--- Available records Enclosed Below ---

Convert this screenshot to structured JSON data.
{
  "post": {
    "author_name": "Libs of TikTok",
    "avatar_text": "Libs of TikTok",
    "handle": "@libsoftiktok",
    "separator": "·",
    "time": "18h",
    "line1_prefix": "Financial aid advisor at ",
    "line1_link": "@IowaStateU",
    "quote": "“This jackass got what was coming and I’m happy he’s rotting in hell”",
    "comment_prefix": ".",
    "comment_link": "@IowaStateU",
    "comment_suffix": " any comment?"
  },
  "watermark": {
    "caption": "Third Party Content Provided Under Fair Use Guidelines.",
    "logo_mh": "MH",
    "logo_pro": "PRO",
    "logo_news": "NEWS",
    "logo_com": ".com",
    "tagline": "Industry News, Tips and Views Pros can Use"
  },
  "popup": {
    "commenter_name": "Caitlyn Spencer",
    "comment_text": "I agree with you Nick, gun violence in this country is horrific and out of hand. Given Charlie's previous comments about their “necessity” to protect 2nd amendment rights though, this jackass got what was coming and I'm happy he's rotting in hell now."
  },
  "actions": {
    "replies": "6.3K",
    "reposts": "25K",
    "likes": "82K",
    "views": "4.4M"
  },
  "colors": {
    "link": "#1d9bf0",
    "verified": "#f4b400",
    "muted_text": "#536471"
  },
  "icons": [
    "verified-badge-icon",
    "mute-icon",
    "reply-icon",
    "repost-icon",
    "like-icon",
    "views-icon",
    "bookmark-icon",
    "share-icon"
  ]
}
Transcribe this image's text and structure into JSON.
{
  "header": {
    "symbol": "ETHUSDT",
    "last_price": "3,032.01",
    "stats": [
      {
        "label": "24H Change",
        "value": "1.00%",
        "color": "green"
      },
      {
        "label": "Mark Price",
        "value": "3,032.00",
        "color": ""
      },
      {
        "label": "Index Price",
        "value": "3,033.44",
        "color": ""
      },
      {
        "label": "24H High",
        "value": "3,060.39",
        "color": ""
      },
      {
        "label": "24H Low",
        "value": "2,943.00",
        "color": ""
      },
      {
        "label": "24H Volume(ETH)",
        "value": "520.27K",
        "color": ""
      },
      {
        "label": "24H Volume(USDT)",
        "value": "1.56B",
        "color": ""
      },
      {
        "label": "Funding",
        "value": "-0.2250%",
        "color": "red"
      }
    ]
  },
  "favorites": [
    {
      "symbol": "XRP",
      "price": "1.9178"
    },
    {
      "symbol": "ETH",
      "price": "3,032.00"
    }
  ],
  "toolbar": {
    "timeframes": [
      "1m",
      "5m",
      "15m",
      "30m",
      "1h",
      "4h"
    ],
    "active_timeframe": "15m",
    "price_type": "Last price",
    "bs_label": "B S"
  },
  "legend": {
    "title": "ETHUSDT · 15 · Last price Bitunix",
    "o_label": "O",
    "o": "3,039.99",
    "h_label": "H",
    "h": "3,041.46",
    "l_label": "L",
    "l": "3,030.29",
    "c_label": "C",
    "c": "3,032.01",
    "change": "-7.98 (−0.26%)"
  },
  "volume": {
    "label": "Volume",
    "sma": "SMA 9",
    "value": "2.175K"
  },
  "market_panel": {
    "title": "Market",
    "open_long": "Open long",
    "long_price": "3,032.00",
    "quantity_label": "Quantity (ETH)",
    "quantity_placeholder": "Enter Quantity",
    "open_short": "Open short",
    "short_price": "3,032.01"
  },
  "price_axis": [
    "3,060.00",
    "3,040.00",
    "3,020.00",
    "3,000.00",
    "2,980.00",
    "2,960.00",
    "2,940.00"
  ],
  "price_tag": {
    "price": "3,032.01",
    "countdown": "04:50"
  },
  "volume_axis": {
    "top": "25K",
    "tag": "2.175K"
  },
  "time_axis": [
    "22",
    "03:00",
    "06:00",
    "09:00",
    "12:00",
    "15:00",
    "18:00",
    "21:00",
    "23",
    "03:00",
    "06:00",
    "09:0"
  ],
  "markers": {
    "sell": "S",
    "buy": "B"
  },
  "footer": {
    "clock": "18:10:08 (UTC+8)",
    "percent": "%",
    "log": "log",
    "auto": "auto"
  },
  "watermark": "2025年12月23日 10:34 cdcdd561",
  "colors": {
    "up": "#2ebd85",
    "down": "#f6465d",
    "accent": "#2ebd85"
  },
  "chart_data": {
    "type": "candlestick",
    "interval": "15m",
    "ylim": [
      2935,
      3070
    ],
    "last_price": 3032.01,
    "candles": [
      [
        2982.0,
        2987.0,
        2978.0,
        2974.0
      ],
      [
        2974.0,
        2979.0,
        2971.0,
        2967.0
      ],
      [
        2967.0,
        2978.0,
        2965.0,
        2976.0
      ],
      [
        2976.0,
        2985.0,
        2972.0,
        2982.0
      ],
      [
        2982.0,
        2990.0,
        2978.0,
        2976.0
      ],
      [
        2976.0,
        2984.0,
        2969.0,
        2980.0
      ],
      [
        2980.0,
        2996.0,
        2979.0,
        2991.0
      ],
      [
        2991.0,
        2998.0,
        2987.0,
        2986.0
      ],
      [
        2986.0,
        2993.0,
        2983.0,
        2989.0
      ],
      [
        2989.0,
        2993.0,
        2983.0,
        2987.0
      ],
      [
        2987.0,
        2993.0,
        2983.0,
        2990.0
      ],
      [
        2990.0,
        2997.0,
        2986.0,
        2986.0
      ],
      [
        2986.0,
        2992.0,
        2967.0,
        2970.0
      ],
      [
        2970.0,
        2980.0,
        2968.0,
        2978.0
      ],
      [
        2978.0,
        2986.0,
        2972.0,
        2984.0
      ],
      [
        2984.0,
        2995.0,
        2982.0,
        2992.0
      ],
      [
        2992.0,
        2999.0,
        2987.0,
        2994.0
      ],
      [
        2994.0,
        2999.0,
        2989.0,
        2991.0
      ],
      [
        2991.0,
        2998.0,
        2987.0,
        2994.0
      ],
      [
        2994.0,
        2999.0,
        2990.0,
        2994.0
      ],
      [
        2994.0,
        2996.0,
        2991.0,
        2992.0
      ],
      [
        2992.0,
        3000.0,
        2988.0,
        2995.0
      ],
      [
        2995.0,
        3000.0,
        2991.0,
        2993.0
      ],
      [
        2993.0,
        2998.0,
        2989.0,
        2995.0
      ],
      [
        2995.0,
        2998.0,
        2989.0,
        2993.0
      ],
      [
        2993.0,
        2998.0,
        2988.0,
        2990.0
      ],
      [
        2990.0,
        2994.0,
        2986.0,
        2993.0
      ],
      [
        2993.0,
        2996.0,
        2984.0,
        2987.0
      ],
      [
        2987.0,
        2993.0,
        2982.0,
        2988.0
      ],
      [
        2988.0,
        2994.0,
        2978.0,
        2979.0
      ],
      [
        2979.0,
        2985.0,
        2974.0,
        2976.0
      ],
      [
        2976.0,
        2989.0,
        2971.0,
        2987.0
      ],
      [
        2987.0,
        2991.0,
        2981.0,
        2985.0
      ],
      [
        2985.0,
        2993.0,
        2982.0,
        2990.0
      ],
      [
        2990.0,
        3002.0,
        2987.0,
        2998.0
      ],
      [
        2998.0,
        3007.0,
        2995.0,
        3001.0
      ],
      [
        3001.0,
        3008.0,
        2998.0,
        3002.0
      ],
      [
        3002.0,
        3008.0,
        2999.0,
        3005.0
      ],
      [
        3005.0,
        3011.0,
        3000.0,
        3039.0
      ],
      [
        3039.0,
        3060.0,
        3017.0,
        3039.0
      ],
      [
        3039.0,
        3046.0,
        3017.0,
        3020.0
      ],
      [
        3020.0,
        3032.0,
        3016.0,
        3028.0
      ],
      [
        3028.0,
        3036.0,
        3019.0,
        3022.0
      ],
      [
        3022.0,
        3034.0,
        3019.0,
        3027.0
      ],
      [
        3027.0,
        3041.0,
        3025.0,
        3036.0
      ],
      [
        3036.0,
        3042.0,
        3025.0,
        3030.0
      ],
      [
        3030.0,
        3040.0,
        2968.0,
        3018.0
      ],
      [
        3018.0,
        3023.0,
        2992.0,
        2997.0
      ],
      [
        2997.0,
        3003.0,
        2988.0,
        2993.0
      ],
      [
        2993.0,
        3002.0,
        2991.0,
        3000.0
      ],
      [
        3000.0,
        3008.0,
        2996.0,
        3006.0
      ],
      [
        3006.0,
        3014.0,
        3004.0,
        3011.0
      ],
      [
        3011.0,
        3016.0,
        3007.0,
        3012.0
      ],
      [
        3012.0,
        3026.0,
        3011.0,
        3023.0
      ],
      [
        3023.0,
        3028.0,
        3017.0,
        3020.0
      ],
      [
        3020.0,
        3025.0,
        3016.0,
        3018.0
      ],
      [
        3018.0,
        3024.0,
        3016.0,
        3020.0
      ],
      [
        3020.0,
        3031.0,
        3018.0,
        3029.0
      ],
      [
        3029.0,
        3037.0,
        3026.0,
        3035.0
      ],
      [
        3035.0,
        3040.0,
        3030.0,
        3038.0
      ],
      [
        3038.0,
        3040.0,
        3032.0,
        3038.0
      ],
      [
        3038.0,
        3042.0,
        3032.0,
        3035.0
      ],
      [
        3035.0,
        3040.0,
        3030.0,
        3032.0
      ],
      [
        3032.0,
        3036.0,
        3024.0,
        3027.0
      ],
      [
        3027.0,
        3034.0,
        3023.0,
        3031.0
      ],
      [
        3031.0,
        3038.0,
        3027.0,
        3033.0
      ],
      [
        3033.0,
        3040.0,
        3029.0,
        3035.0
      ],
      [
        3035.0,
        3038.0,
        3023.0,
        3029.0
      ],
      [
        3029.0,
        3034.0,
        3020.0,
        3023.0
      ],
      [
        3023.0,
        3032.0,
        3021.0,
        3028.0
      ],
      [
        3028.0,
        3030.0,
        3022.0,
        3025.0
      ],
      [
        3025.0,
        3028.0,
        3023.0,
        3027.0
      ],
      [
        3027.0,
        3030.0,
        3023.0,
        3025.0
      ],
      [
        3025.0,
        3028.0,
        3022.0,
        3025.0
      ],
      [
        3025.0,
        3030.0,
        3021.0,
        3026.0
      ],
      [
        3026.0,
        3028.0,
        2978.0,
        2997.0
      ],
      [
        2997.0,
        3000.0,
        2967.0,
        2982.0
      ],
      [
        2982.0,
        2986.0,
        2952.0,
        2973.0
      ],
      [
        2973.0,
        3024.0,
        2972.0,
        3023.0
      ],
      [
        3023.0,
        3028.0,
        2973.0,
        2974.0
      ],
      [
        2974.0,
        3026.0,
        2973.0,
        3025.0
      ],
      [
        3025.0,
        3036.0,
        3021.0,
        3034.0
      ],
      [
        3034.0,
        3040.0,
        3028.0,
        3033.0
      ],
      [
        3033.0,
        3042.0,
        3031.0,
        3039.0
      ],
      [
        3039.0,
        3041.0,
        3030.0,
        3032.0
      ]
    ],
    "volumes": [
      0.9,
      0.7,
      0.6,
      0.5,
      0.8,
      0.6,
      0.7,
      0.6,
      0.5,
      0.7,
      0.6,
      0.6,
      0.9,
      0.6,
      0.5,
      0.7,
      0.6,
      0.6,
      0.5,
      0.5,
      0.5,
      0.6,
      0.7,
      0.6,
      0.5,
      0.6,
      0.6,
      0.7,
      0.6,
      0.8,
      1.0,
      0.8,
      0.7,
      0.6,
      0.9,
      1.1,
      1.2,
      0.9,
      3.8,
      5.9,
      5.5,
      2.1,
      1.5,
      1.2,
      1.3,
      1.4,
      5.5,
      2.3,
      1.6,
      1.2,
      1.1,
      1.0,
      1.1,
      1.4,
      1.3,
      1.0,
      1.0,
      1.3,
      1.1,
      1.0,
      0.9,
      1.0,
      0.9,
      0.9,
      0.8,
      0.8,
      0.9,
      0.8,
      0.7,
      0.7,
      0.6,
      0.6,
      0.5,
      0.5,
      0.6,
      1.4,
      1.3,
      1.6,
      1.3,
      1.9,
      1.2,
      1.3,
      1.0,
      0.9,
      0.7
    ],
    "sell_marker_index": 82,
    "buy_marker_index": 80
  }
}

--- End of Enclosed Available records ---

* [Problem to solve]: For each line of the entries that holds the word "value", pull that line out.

* [Output for this exercise]:
        "value": "1.00%",
        "value": "3,032.00",
        "value": "3,033.44",
        "value": "3,060.39",
        "value": "2,943.00",
        "value": "520.27K",
        "value": "1.56B",
        "value": "-0.2250%",
    "value": "2.175K"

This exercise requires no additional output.